October 22, 2017

In a national outpouring of grief of shock, thousands took to the streets to commemorate anti-corruption journalist Daphne Caruana Galizia. Galizia was killed in a car bombing and the perpetrators remain unknown.

Image: Reuters/D. Zammit Lupi

Thousands of people packed the streets of Malta's capital Valletta on Sunday to demand action over the murder of journalist and anti-corruption blogger Daphne Caruana Galizia.

Carrying banners reading "Journalists will not be reduced to silence" and "We are not afraid," protestors converged on City Gate to commemorate the 53-year-old, who has been described as a "one-woman Wikileaks" for her dogged reporting on political dirty dealing, including alleged financial corruption by Prime Minister Joseph Muscat's inner circle, using evidence in the Panama Papers.

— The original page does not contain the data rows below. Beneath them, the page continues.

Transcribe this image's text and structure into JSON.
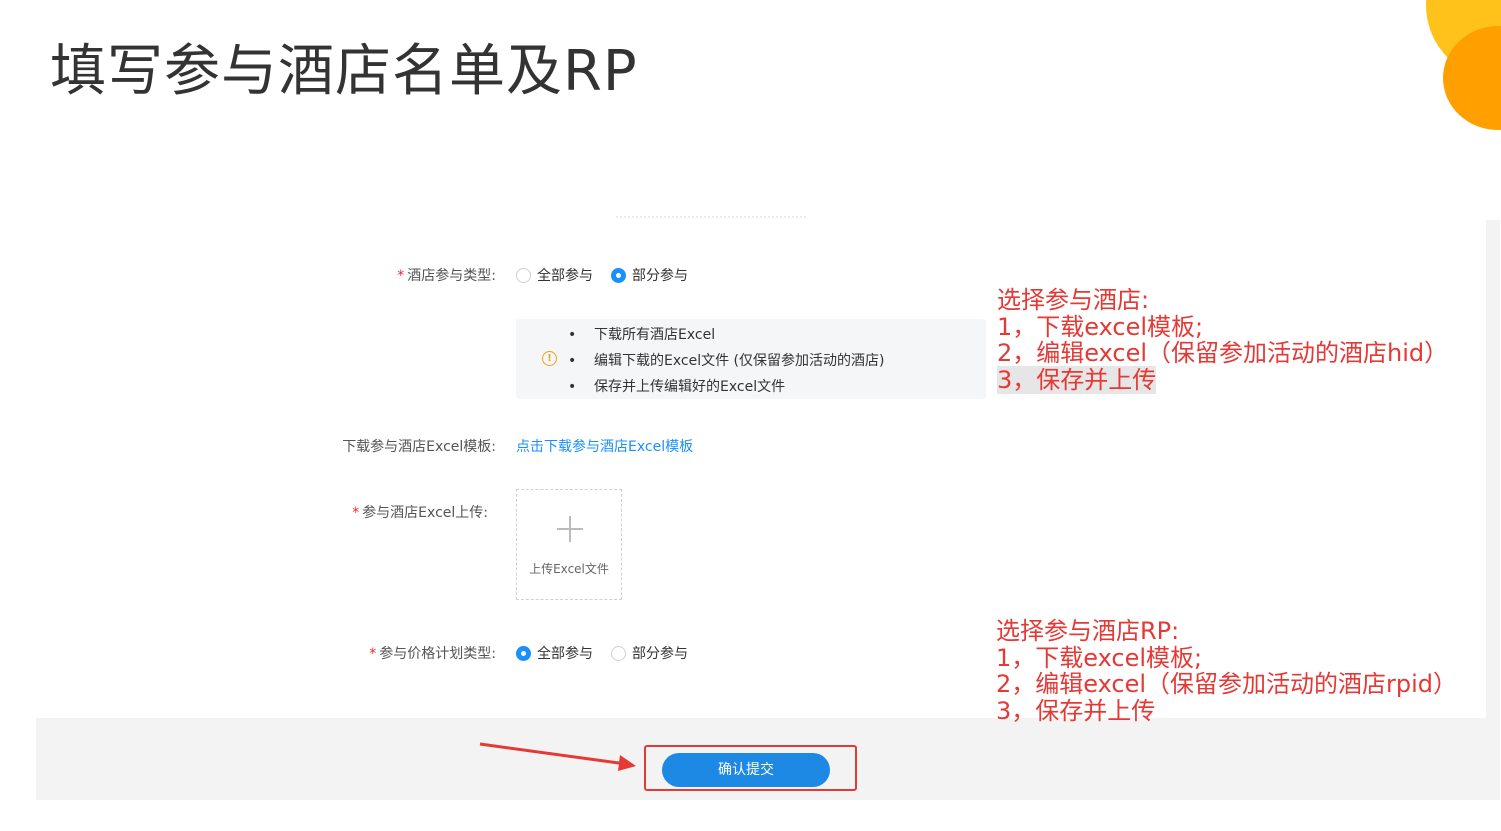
{
  "slide": {
    "title": "填写参与酒店名单及RP"
  },
  "form": {
    "hotel_type": {
      "label": "酒店参与类型:",
      "options": [
        "全部参与",
        "部分参与"
      ],
      "selected_index": 1
    },
    "tips": {
      "icon": "info-icon",
      "lines": [
        "下载所有酒店Excel",
        "编辑下载的Excel文件 (仅保留参加活动的酒店)",
        "保存并上传编辑好的Excel文件"
      ]
    },
    "template": {
      "label": "下载参与酒店Excel模板:",
      "link": "点击下载参与酒店Excel模板"
    },
    "upload": {
      "label": "参与酒店Excel上传:",
      "icon": "plus-icon",
      "button": "上传Excel文件"
    },
    "rp_type": {
      "label": "参与价格计划类型:",
      "options": [
        "全部参与",
        "部分参与"
      ],
      "selected_index": 0
    },
    "submit": "确认提交"
  },
  "annotations": {
    "hotel_steps": [
      "选择参与酒店:",
      "1，下载excel模板;",
      "2，编辑excel（保留参加活动的酒店hid）",
      "3，保存并上传"
    ],
    "rp_steps": [
      "选择参与酒店RP:",
      "1，下载excel模板;",
      "2，编辑excel（保留参加活动的酒店rpid）",
      "3，保存并上传"
    ]
  },
  "colors": {
    "accent": "#1890ff",
    "annotation": "#e53935",
    "required": "#f5222d",
    "deco_yellow": "#ffc21a",
    "deco_orange": "#ff9f00"
  }
}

Malta Bloggerin Daphne Caruana Galizia
Daphne Caruana Galizia wrote in April that Prime Minister Muscat's wife was the beneficiary of a secret company in PanamaImage: Reuters/Darrin Zammit Lupi

While Muscat has described Galizia as his "biggest adversary," he has noted that she went after his opposition rivals as well.

Galizia was killed in a car bombing last Monday, prompting shock and outrage across the island nation.

While a government statement on Saturday promised that "justice must be done, whatever the cost," for many demonstrators, it is the government who was at fault for the tragedy.

"The authorities have blood on their hands. We can't keep on living in a country like this," one protester told French news agency AFP. Another accused politicians of shedding "crocodile tears" over her death.

Maltese politics are a notoriously tangled affair – with the ruling Labour Party and the center-right Nationalists locked in a long-standing stalemate. Party allegiance is often a matter of family ties, and internal one-upmanship is said to be more important than respecting political institutions.

es/ng (AFP, Reuters)